▸ Your goal: The pictures stay out; all of the data is to be printed exactly.

▸ Excerpts from an interface dataset:

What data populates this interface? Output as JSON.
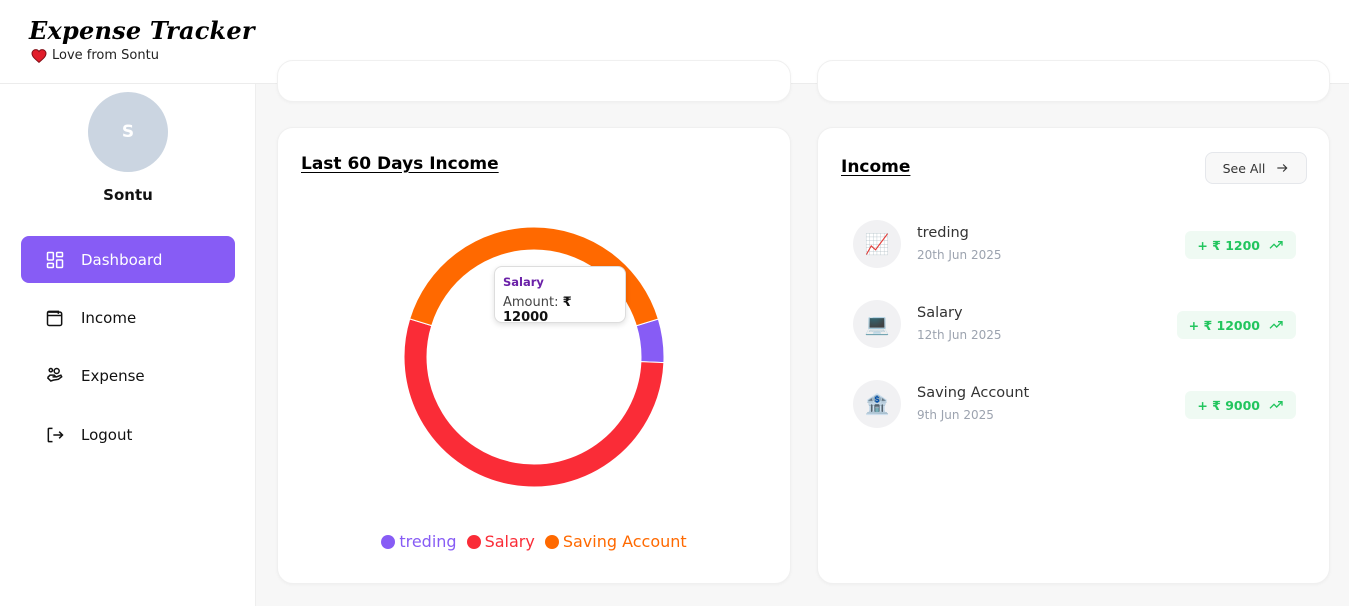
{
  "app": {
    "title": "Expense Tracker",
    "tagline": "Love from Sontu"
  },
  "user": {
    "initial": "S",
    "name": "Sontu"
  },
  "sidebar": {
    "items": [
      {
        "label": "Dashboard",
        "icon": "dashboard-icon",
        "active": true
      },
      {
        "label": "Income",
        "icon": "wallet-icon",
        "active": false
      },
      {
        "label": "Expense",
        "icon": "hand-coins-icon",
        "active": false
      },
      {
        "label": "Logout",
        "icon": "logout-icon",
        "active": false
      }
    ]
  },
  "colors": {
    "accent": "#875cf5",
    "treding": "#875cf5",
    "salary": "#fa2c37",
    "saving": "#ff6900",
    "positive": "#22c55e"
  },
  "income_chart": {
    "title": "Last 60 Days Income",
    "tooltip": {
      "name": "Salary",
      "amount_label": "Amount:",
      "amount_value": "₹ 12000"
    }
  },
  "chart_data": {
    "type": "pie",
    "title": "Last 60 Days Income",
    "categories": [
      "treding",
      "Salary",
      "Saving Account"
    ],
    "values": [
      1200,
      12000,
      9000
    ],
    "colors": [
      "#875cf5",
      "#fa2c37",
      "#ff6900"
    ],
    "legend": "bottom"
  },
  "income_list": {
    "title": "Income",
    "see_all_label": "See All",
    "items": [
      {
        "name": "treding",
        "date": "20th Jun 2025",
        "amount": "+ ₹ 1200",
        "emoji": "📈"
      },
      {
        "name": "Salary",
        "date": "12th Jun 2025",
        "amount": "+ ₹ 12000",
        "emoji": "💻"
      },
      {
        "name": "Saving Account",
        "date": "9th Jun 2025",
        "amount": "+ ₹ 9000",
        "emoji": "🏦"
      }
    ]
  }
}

▸ Reply:
What data populates this interface? Output as JSON.
{
  "app": {
    "title": "Expense Tracker",
    "tagline": "Love from Sontu"
  },
  "user": {
    "initial": "S",
    "name": "Sontu"
  },
  "sidebar": {
    "items": [
      {
        "label": "Dashboard",
        "icon": "dashboard-icon",
        "active": true
      },
      {
        "label": "Income",
        "icon": "wallet-icon",
        "active": false
      },
      {
        "label": "Expense",
        "icon": "hand-coins-icon",
        "active": false
      },
      {
        "label": "Logout",
        "icon": "logout-icon",
        "active": false
      }
    ]
  },
  "colors": {
    "accent": "#875cf5",
    "treding": "#875cf5",
    "salary": "#fa2c37",
    "saving": "#ff6900",
    "positive": "#22c55e"
  },
  "income_chart": {
    "title": "Last 60 Days Income",
    "tooltip": {
      "name": "Salary",
      "amount_label": "Amount:",
      "amount_value": "₹ 12000"
    }
  },
  "chart_data": {
    "type": "pie",
    "title": "Last 60 Days Income",
    "categories": [
      "treding",
      "Salary",
      "Saving Account"
    ],
    "values": [
      1200,
      12000,
      9000
    ],
    "colors": [
      "#875cf5",
      "#fa2c37",
      "#ff6900"
    ],
    "legend": "bottom"
  },
  "income_list": {
    "title": "Income",
    "see_all_label": "See All",
    "items": [
      {
        "name": "treding",
        "date": "20th Jun 2025",
        "amount": "+ ₹ 1200",
        "emoji": "📈"
      },
      {
        "name": "Salary",
        "date": "12th Jun 2025",
        "amount": "+ ₹ 12000",
        "emoji": "💻"
      },
      {
        "name": "Saving Account",
        "date": "9th Jun 2025",
        "amount": "+ ₹ 9000",
        "emoji": "🏦"
      }
    ]
  }
}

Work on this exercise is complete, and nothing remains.